WHAT NEEDS TO BE DONE –
Report all lines from the entries below in which "subtitle" appears.

[Excerpts from an interface dataset]

^^^^^^^^^^^^^^^^

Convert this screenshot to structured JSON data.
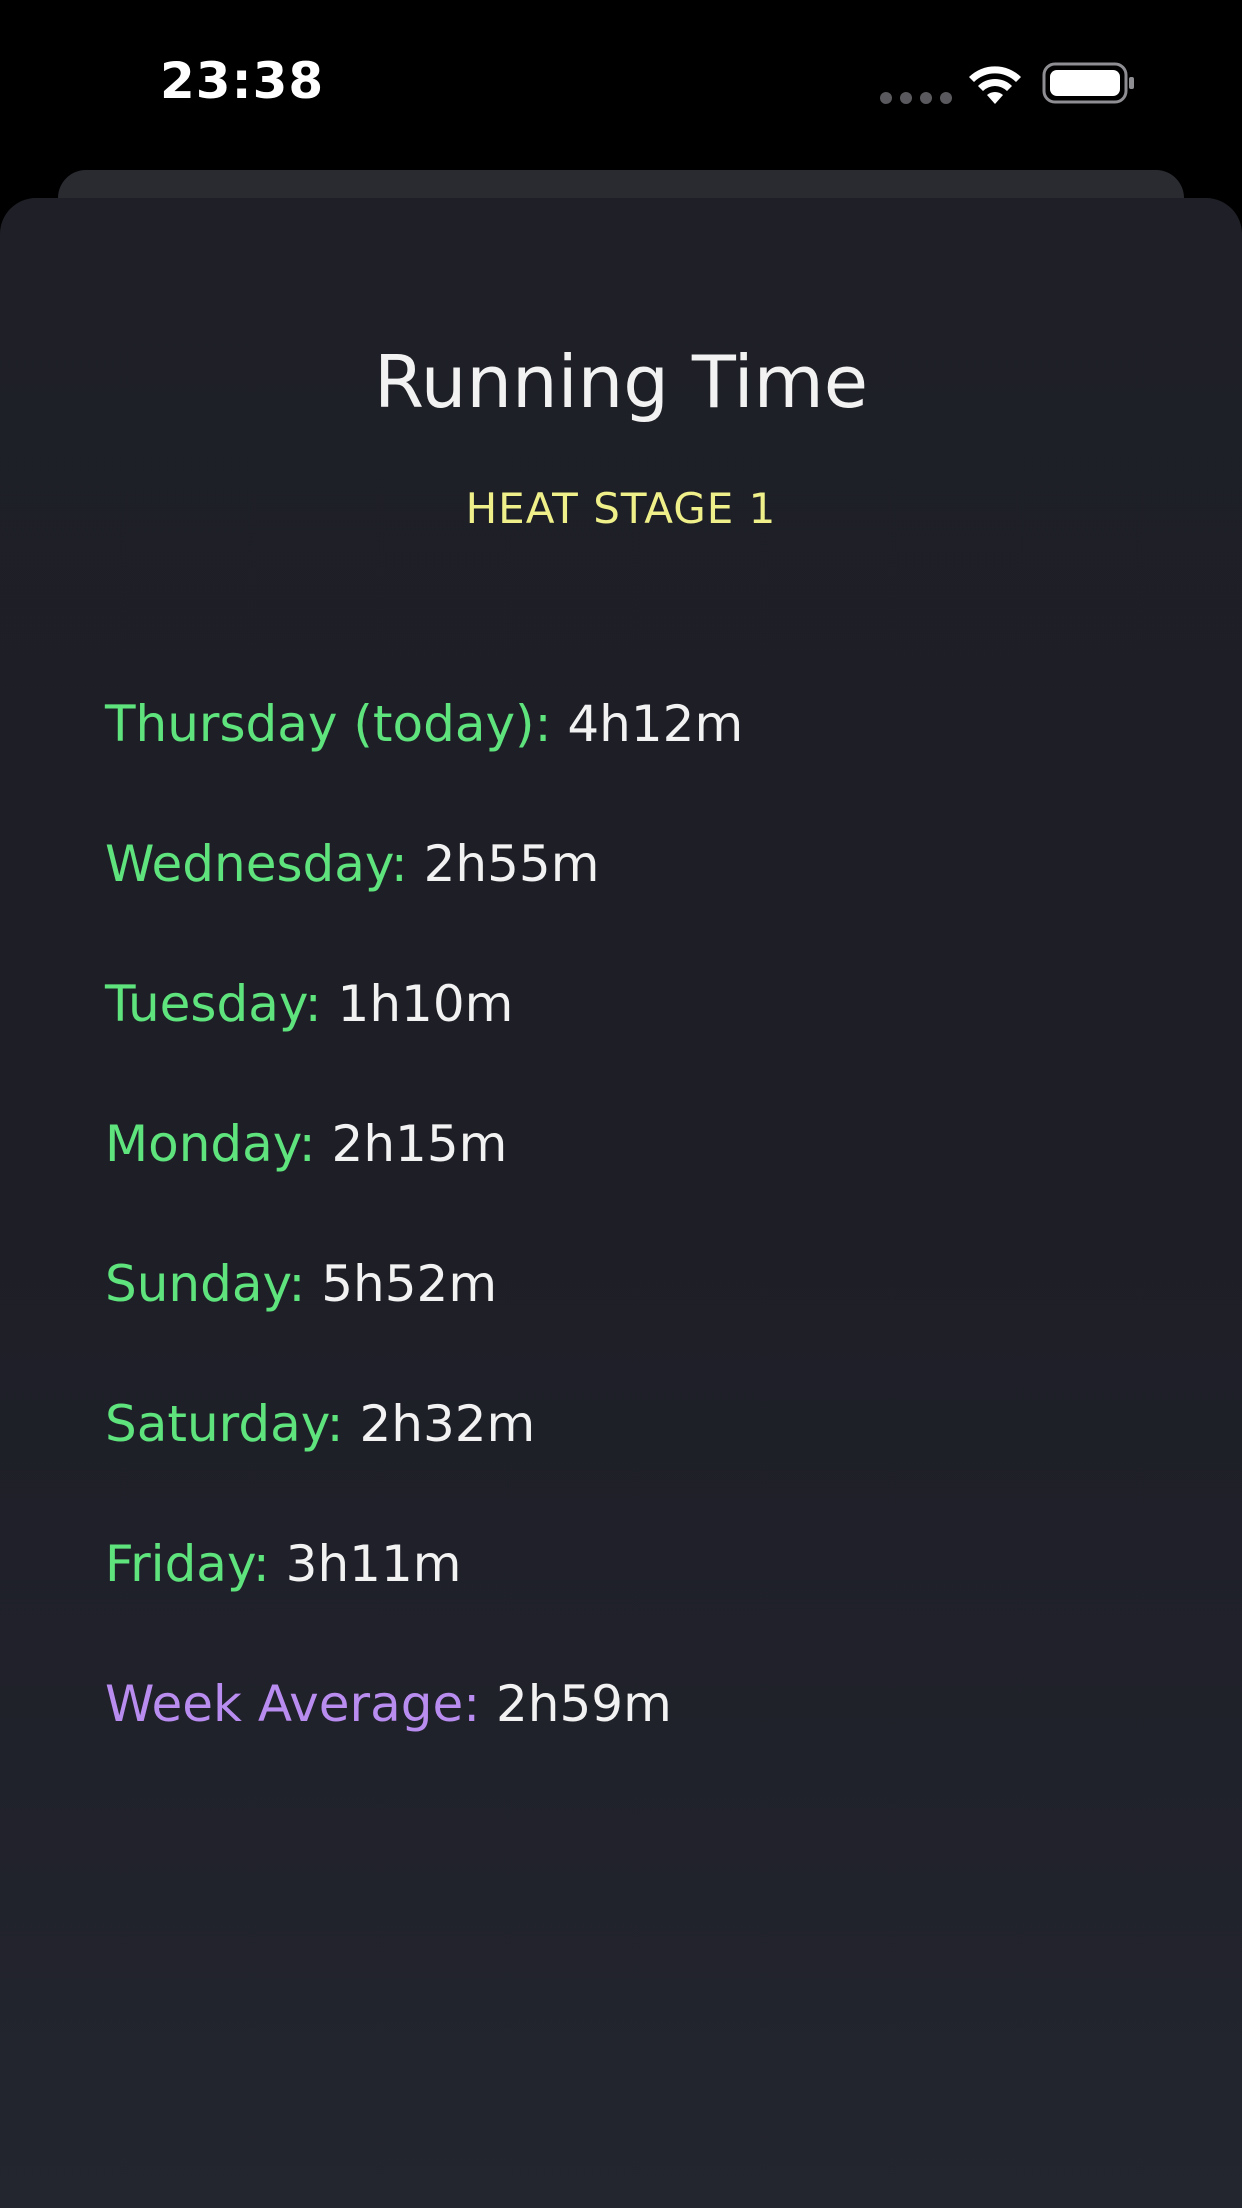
{
  "status_bar": {
    "time": "23:38"
  },
  "header": {
    "title": "Running Time",
    "subtitle": "HEAT STAGE 1"
  },
  "days": [
    {
      "label": "Thursday (today):",
      "value": "4h12m"
    },
    {
      "label": "Wednesday:",
      "value": "2h55m"
    },
    {
      "label": "Tuesday:",
      "value": "1h10m"
    },
    {
      "label": "Monday:",
      "value": "2h15m"
    },
    {
      "label": "Sunday:",
      "value": "5h52m"
    },
    {
      "label": "Saturday:",
      "value": "2h32m"
    },
    {
      "label": "Friday:",
      "value": "3h11m"
    }
  ],
  "average": {
    "label": "Week Average:",
    "value": "2h59m"
  },
  "colors": {
    "day_label": "#5ee37d",
    "average_label": "#b98cf0",
    "subtitle": "#f0f08a",
    "value_text": "#f2f2f2",
    "background": "#1f2027"
  }
}
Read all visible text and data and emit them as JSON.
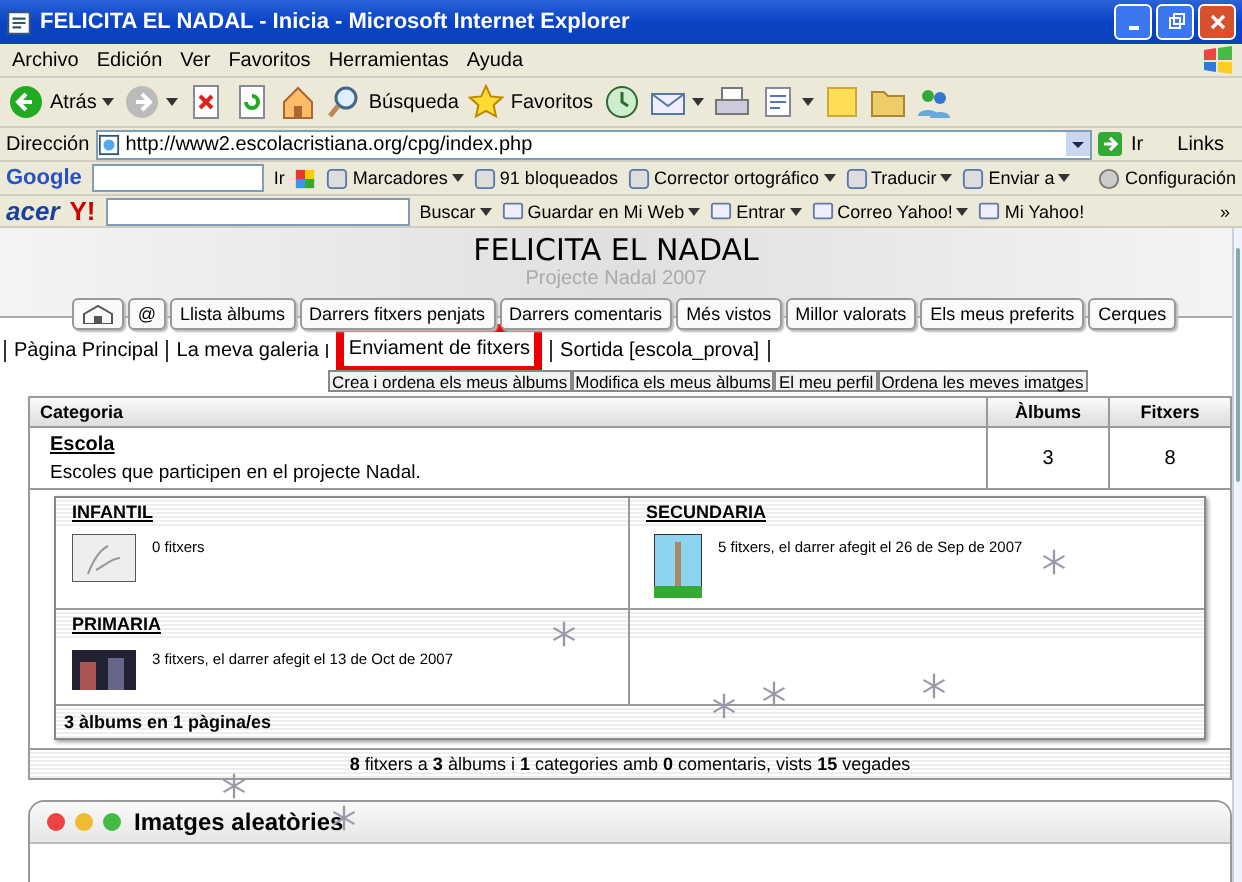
{
  "window": {
    "title": "FELICITA EL NADAL - Inicia - Microsoft Internet Explorer"
  },
  "menu": [
    "Archivo",
    "Edición",
    "Ver",
    "Favoritos",
    "Herramientas",
    "Ayuda"
  ],
  "toolbar": [
    {
      "label": "Atrás",
      "dropdown": true
    },
    {
      "dropdown": true
    },
    {
      "dropdown": false
    },
    {
      "dropdown": false
    },
    {
      "dropdown": false
    },
    {
      "label": "Búsqueda",
      "dropdown": false
    },
    {
      "label": "Favoritos",
      "dropdown": false
    },
    {
      "dropdown": false
    },
    {
      "dropdown": true
    },
    {
      "dropdown": false
    },
    {
      "dropdown": true
    },
    {
      "dropdown": false
    },
    {
      "dropdown": false
    },
    {
      "dropdown": false
    }
  ],
  "address": {
    "label": "Dirección",
    "url": "http://www2.escolacristiana.org/cpg/index.php",
    "go": "Ir",
    "links": "Links"
  },
  "google_bar": {
    "logo": "Google",
    "go": "Ir",
    "items": [
      {
        "label": "Marcadores",
        "dropdown": true
      },
      {
        "label": "91 bloqueados",
        "dropdown": false
      },
      {
        "label": "Corrector ortográfico",
        "dropdown": true
      },
      {
        "label": "Traducir",
        "dropdown": true
      },
      {
        "label": "Enviar a",
        "dropdown": true
      }
    ],
    "settings": "Configuración"
  },
  "yahoo_bar": {
    "logo": "acer",
    "yahoo": "Y!",
    "search": "Buscar",
    "items": [
      {
        "label": "Guardar en Mi Web",
        "dropdown": true
      },
      {
        "label": "Entrar",
        "dropdown": true
      },
      {
        "label": "Correo Yahoo!",
        "dropdown": true
      },
      {
        "label": "Mi Yahoo!",
        "dropdown": false
      }
    ],
    "more": "»"
  },
  "site": {
    "title": "FELICITA EL NADAL",
    "subtitle": "Projecte Nadal 2007"
  },
  "tabs": [
    {
      "kind": "icon"
    },
    {
      "kind": "text",
      "label": "@"
    },
    {
      "kind": "text",
      "label": "Llista àlbums"
    },
    {
      "kind": "text",
      "label": "Darrers fitxers penjats"
    },
    {
      "kind": "text",
      "label": "Darrers comentaris"
    },
    {
      "kind": "text",
      "label": "Més vistos"
    },
    {
      "kind": "text",
      "label": "Millor valorats"
    },
    {
      "kind": "text",
      "label": "Els meus preferits"
    },
    {
      "kind": "text",
      "label": "Cerques"
    }
  ],
  "sub_links": [
    {
      "label": "Pàgina Principal",
      "annotated": false
    },
    {
      "label": "La meva galeria",
      "annotated": false
    },
    {
      "label": "Enviament de fitxers",
      "annotated": true
    },
    {
      "label": "Sortida [escola_prova]",
      "annotated": false
    }
  ],
  "album_actions": [
    "Crea i ordena els meus àlbums",
    "Modifica els meus àlbums",
    "El meu perfil",
    "Ordena les meves imatges"
  ],
  "table": {
    "columns": [
      "Categoria",
      "Àlbums",
      "Fitxers"
    ],
    "rows": [
      {
        "name": "Escola",
        "description": "Escoles que participen en el projecte Nadal.",
        "albums": "3",
        "files": "8"
      }
    ]
  },
  "albums": [
    {
      "title": "INFANTIL",
      "info": "0 fitxers"
    },
    {
      "title": "SECUNDARIA",
      "info": "5 fitxers, el darrer afegit el 26 de Sep de 2007"
    },
    {
      "title": "PRIMARIA",
      "info": "3 fitxers, el darrer afegit el 13 de Oct de 2007"
    }
  ],
  "album_count": "3 àlbums en 1 pàgina/es",
  "stats": "**8** fitxers a **3** àlbums i **1** categories amb **0** comentaris, vists **15** vegades",
  "random_images": {
    "title": "Imatges aleatòries"
  }
}
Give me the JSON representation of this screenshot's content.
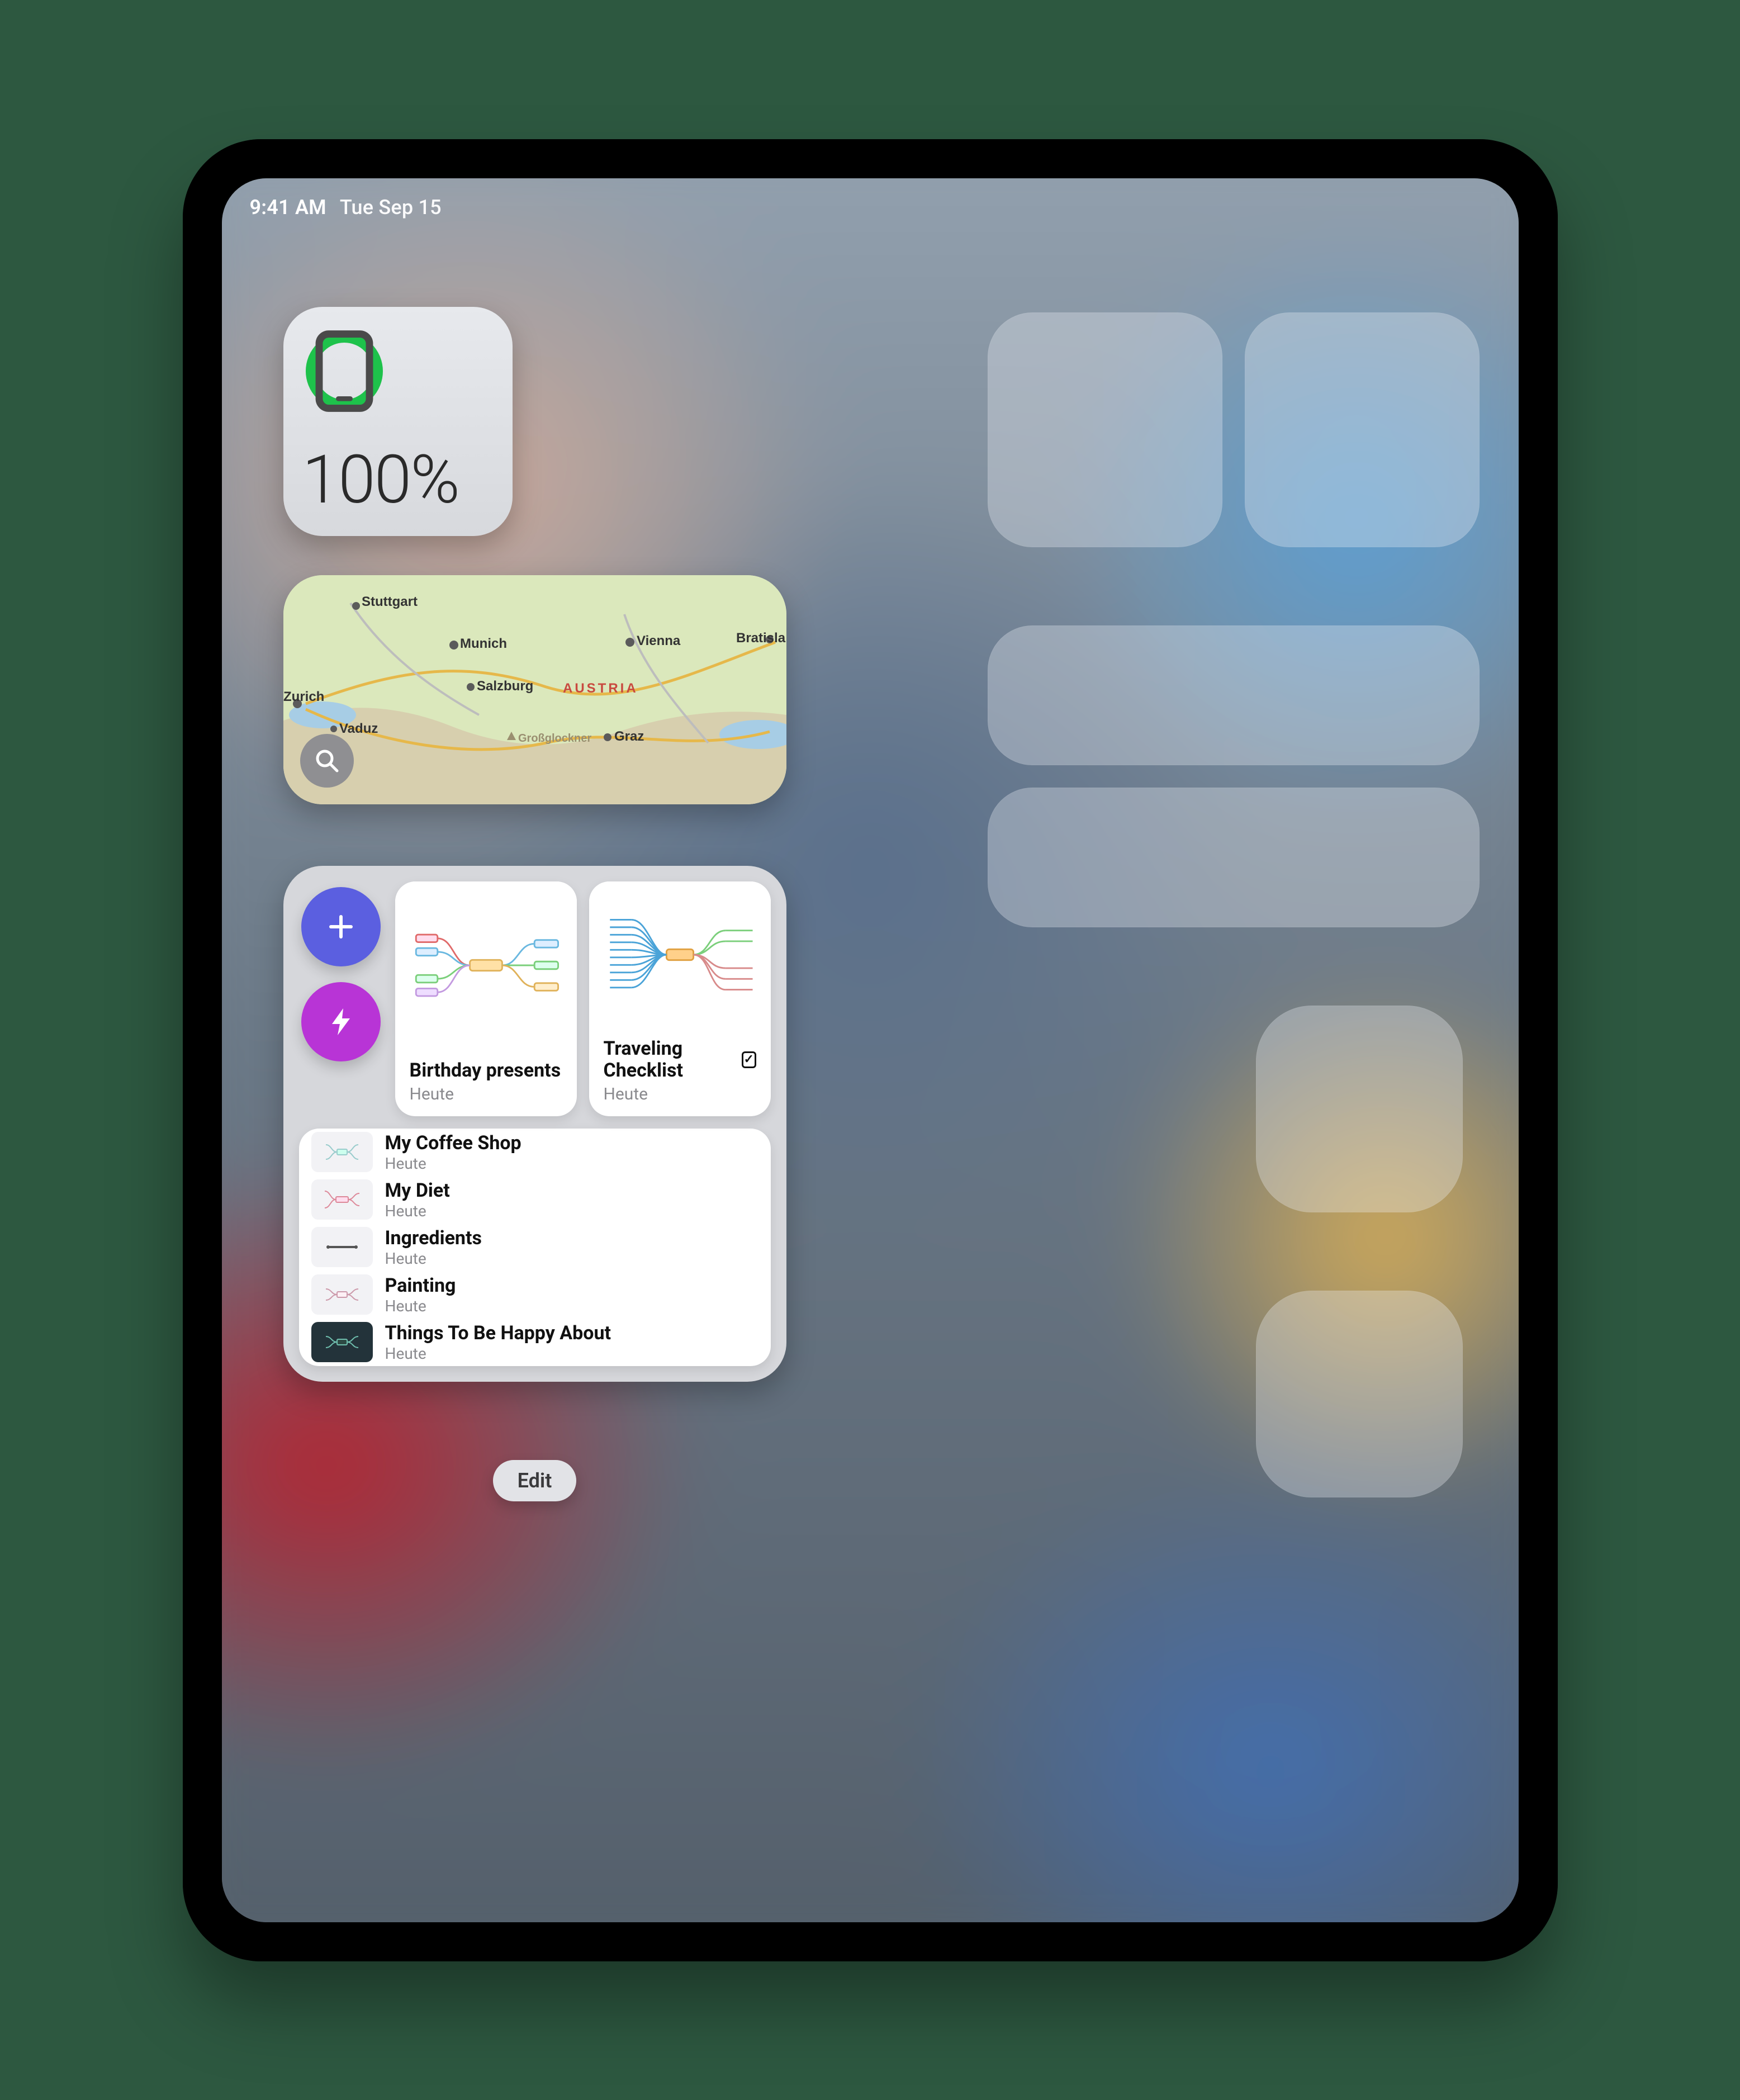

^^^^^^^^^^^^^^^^

SOLVED PROBLEM –
    "subtitle": "HEAT STAGE 1"
    "subtitle": "#f0f08a",
    "subtitle": "Projecte Nadal 2007"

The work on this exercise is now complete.